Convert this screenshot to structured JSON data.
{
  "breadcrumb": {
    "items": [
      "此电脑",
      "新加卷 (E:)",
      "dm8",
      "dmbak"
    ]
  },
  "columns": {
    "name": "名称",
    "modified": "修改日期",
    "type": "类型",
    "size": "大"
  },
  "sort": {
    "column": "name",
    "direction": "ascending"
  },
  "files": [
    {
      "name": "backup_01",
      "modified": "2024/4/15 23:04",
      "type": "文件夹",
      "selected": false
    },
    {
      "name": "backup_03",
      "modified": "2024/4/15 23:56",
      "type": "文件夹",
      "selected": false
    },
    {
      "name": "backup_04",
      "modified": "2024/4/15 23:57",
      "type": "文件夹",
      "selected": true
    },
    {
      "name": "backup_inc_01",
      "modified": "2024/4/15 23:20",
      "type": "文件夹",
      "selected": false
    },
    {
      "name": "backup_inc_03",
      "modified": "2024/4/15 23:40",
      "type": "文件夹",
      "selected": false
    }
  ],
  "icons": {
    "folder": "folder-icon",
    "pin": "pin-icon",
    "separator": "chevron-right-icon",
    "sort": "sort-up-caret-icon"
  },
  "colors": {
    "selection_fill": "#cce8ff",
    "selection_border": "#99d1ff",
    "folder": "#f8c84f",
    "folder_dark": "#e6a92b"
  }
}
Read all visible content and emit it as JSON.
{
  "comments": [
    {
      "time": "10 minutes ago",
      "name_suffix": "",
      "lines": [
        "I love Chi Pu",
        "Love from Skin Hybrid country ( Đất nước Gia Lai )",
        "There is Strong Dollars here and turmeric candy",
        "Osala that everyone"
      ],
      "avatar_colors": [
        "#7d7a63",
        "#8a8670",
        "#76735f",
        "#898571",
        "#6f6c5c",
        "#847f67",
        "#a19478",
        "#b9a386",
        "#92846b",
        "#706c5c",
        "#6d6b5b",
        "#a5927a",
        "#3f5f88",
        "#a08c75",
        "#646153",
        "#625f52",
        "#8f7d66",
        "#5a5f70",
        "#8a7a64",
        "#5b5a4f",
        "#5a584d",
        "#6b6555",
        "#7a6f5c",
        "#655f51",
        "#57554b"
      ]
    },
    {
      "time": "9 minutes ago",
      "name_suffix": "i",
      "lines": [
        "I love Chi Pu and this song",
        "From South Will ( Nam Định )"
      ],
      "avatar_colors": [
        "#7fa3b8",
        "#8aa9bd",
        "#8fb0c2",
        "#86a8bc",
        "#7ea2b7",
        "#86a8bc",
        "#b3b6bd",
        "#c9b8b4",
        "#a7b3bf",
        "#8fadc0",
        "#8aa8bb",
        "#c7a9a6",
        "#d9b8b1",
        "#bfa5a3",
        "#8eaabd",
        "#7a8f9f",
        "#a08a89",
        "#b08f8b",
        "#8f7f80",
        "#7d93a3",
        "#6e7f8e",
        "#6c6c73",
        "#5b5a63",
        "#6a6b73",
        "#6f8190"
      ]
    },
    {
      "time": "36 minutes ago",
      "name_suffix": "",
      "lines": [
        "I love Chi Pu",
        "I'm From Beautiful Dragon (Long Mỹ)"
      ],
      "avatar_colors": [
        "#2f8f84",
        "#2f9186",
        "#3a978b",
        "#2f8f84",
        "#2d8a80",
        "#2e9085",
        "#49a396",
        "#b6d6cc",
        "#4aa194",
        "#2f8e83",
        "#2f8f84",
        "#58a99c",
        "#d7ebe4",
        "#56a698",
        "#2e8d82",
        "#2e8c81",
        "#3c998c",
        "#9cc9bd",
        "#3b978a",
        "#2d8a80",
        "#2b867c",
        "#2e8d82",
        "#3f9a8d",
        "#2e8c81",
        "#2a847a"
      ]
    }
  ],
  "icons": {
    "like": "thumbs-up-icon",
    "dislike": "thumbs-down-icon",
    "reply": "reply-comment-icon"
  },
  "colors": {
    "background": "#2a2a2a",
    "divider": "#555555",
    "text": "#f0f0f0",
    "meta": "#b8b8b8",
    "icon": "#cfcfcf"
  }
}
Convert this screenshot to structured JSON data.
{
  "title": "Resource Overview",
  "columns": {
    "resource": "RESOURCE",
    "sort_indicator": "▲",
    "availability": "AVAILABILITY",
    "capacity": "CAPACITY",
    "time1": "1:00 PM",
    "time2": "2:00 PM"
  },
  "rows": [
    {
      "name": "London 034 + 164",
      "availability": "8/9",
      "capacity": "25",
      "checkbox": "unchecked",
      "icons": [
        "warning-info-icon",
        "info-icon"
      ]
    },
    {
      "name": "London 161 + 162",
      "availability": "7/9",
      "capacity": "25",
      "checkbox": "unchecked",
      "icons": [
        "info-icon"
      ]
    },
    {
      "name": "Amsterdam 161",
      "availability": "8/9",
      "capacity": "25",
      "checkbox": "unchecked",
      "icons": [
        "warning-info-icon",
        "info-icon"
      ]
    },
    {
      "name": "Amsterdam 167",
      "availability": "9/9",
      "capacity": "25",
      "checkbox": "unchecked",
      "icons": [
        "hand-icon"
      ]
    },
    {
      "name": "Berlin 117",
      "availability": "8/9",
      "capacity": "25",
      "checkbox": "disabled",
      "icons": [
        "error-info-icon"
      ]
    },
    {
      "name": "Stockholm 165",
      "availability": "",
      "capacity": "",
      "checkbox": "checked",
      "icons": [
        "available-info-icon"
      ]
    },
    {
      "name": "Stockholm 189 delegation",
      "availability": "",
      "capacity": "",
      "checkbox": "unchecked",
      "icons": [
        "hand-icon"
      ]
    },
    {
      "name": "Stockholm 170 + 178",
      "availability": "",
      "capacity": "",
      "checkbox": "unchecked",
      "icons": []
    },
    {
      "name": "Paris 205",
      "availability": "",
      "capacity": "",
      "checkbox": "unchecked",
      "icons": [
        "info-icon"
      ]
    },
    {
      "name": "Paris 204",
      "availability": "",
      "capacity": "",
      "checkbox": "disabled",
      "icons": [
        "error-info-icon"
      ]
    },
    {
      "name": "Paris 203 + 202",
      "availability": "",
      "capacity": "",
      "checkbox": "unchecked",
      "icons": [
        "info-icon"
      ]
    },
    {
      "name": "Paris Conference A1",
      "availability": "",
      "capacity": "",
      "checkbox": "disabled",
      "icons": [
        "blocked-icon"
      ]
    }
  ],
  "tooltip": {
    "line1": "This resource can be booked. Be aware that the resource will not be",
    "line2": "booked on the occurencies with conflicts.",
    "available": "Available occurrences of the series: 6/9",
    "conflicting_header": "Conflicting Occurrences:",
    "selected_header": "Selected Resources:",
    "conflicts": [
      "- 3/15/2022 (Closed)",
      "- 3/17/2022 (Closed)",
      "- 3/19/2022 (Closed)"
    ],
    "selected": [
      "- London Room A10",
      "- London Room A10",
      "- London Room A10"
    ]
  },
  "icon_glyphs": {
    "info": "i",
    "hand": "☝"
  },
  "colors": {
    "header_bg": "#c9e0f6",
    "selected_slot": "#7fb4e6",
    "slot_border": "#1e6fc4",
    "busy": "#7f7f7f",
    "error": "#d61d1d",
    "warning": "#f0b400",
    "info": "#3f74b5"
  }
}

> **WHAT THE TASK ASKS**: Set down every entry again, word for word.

> **ANSWER TO THE PROBLEM**:
Convert this screenshot to structured JSON data.
{
  "breadcrumb": {
    "items": [
      "此电脑",
      "新加卷 (E:)",
      "dm8",
      "dmbak"
    ]
  },
  "columns": {
    "name": "名称",
    "modified": "修改日期",
    "type": "类型",
    "size": "大"
  },
  "sort": {
    "column": "name",
    "direction": "ascending"
  },
  "files": [
    {
      "name": "backup_01",
      "modified": "2024/4/15 23:04",
      "type": "文件夹",
      "selected": false
    },
    {
      "name": "backup_03",
      "modified": "2024/4/15 23:56",
      "type": "文件夹",
      "selected": false
    },
    {
      "name": "backup_04",
      "modified": "2024/4/15 23:57",
      "type": "文件夹",
      "selected": true
    },
    {
      "name": "backup_inc_01",
      "modified": "2024/4/15 23:20",
      "type": "文件夹",
      "selected": false
    },
    {
      "name": "backup_inc_03",
      "modified": "2024/4/15 23:40",
      "type": "文件夹",
      "selected": false
    }
  ],
  "icons": {
    "folder": "folder-icon",
    "pin": "pin-icon",
    "separator": "chevron-right-icon",
    "sort": "sort-up-caret-icon"
  },
  "colors": {
    "selection_fill": "#cce8ff",
    "selection_border": "#99d1ff",
    "folder": "#f8c84f",
    "folder_dark": "#e6a92b"
  }
}
Read all visible content and emit it as JSON.
{
  "comments": [
    {
      "time": "10 minutes ago",
      "name_suffix": "",
      "lines": [
        "I love Chi Pu",
        "Love from Skin Hybrid country ( Đất nước Gia Lai )",
        "There is Strong Dollars here and turmeric candy",
        "Osala that everyone"
      ],
      "avatar_colors": [
        "#7d7a63",
        "#8a8670",
        "#76735f",
        "#898571",
        "#6f6c5c",
        "#847f67",
        "#a19478",
        "#b9a386",
        "#92846b",
        "#706c5c",
        "#6d6b5b",
        "#a5927a",
        "#3f5f88",
        "#a08c75",
        "#646153",
        "#625f52",
        "#8f7d66",
        "#5a5f70",
        "#8a7a64",
        "#5b5a4f",
        "#5a584d",
        "#6b6555",
        "#7a6f5c",
        "#655f51",
        "#57554b"
      ]
    },
    {
      "time": "9 minutes ago",
      "name_suffix": "i",
      "lines": [
        "I love Chi Pu and this song",
        "From South Will ( Nam Định )"
      ],
      "avatar_colors": [
        "#7fa3b8",
        "#8aa9bd",
        "#8fb0c2",
        "#86a8bc",
        "#7ea2b7",
        "#86a8bc",
        "#b3b6bd",
        "#c9b8b4",
        "#a7b3bf",
        "#8fadc0",
        "#8aa8bb",
        "#c7a9a6",
        "#d9b8b1",
        "#bfa5a3",
        "#8eaabd",
        "#7a8f9f",
        "#a08a89",
        "#b08f8b",
        "#8f7f80",
        "#7d93a3",
        "#6e7f8e",
        "#6c6c73",
        "#5b5a63",
        "#6a6b73",
        "#6f8190"
      ]
    },
    {
      "time": "36 minutes ago",
      "name_suffix": "",
      "lines": [
        "I love Chi Pu",
        "I'm From Beautiful Dragon (Long Mỹ)"
      ],
      "avatar_colors": [
        "#2f8f84",
        "#2f9186",
        "#3a978b",
        "#2f8f84",
        "#2d8a80",
        "#2e9085",
        "#49a396",
        "#b6d6cc",
        "#4aa194",
        "#2f8e83",
        "#2f8f84",
        "#58a99c",
        "#d7ebe4",
        "#56a698",
        "#2e8d82",
        "#2e8c81",
        "#3c998c",
        "#9cc9bd",
        "#3b978a",
        "#2d8a80",
        "#2b867c",
        "#2e8d82",
        "#3f9a8d",
        "#2e8c81",
        "#2a847a"
      ]
    }
  ],
  "icons": {
    "like": "thumbs-up-icon",
    "dislike": "thumbs-down-icon",
    "reply": "reply-comment-icon"
  },
  "colors": {
    "background": "#2a2a2a",
    "divider": "#555555",
    "text": "#f0f0f0",
    "meta": "#b8b8b8",
    "icon": "#cfcfcf"
  }
}
Convert this screenshot to structured JSON data.
{
  "title": "Resource Overview",
  "columns": {
    "resource": "RESOURCE",
    "sort_indicator": "▲",
    "availability": "AVAILABILITY",
    "capacity": "CAPACITY",
    "time1": "1:00 PM",
    "time2": "2:00 PM"
  },
  "rows": [
    {
      "name": "London 034 + 164",
      "availability": "8/9",
      "capacity": "25",
      "checkbox": "unchecked",
      "icons": [
        "warning-info-icon",
        "info-icon"
      ]
    },
    {
      "name": "London 161 + 162",
      "availability": "7/9",
      "capacity": "25",
      "checkbox": "unchecked",
      "icons": [
        "info-icon"
      ]
    },
    {
      "name": "Amsterdam 161",
      "availability": "8/9",
      "capacity": "25",
      "checkbox": "unchecked",
      "icons": [
        "warning-info-icon",
        "info-icon"
      ]
    },
    {
      "name": "Amsterdam 167",
      "availability": "9/9",
      "capacity": "25",
      "checkbox": "unchecked",
      "icons": [
        "hand-icon"
      ]
    },
    {
      "name": "Berlin 117",
      "availability": "8/9",
      "capacity": "25",
      "checkbox": "disabled",
      "icons": [
        "error-info-icon"
      ]
    },
    {
      "name": "Stockholm 165",
      "availability": "",
      "capacity": "",
      "checkbox": "checked",
      "icons": [
        "available-info-icon"
      ]
    },
    {
      "name": "Stockholm 189 delegation",
      "availability": "",
      "capacity": "",
      "checkbox": "unchecked",
      "icons": [
        "hand-icon"
      ]
    },
    {
      "name": "Stockholm 170 + 178",
      "availability": "",
      "capacity": "",
      "checkbox": "unchecked",
      "icons": []
    },
    {
      "name": "Paris 205",
      "availability": "",
      "capacity": "",
      "checkbox": "unchecked",
      "icons": [
        "info-icon"
      ]
    },
    {
      "name": "Paris 204",
      "availability": "",
      "capacity": "",
      "checkbox": "disabled",
      "icons": [
        "error-info-icon"
      ]
    },
    {
      "name": "Paris 203 + 202",
      "availability": "",
      "capacity": "",
      "checkbox": "unchecked",
      "icons": [
        "info-icon"
      ]
    },
    {
      "name": "Paris Conference A1",
      "availability": "",
      "capacity": "",
      "checkbox": "disabled",
      "icons": [
        "blocked-icon"
      ]
    }
  ],
  "tooltip": {
    "line1": "This resource can be booked. Be aware that the resource will not be",
    "line2": "booked on the occurencies with conflicts.",
    "available": "Available occurrences of the series: 6/9",
    "conflicting_header": "Conflicting Occurrences:",
    "selected_header": "Selected Resources:",
    "conflicts": [
      "- 3/15/2022 (Closed)",
      "- 3/17/2022 (Closed)",
      "- 3/19/2022 (Closed)"
    ],
    "selected": [
      "- London Room A10",
      "- London Room A10",
      "- London Room A10"
    ]
  },
  "icon_glyphs": {
    "info": "i",
    "hand": "☝"
  },
  "colors": {
    "header_bg": "#c9e0f6",
    "selected_slot": "#7fb4e6",
    "slot_border": "#1e6fc4",
    "busy": "#7f7f7f",
    "error": "#d61d1d",
    "warning": "#f0b400",
    "info": "#3f74b5"
  }
}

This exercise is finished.